**TASK**
Return a copy of every line in the data below that contains "document".

**DATA PROVIDED**

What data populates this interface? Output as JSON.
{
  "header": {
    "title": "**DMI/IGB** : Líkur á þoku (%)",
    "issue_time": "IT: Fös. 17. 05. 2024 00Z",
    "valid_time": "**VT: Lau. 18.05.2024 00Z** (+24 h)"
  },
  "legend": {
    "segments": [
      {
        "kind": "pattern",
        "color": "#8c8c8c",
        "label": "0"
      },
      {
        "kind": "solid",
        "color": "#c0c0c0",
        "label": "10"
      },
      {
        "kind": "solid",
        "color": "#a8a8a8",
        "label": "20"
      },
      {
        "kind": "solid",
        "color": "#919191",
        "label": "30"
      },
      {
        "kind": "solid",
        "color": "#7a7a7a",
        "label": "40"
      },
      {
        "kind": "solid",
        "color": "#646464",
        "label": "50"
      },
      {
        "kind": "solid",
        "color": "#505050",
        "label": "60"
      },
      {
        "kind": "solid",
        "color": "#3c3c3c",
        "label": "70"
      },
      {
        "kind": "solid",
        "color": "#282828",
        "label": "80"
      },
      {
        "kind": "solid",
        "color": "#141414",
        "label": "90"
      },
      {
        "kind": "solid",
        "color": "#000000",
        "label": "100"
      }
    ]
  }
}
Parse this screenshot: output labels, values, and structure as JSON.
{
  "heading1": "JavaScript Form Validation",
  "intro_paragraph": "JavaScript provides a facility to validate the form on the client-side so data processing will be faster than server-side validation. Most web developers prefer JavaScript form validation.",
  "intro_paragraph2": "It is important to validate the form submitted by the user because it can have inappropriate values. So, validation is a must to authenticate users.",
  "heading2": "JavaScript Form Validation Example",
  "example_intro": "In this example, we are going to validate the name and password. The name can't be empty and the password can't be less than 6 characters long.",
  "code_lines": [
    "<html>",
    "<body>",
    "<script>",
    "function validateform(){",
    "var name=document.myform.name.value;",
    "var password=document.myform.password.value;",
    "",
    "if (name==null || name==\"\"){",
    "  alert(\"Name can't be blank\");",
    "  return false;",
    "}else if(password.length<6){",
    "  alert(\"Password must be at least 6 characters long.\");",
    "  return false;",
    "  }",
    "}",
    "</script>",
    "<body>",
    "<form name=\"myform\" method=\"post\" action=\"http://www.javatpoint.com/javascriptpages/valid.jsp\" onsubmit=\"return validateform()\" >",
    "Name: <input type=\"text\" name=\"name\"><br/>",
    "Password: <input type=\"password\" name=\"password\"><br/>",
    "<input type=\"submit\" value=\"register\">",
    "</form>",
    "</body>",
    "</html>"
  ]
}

**ANSWER TO THE EXERCISE**
    "var name=document.myform.name.value;",
    "var password=document.myform.password.value;",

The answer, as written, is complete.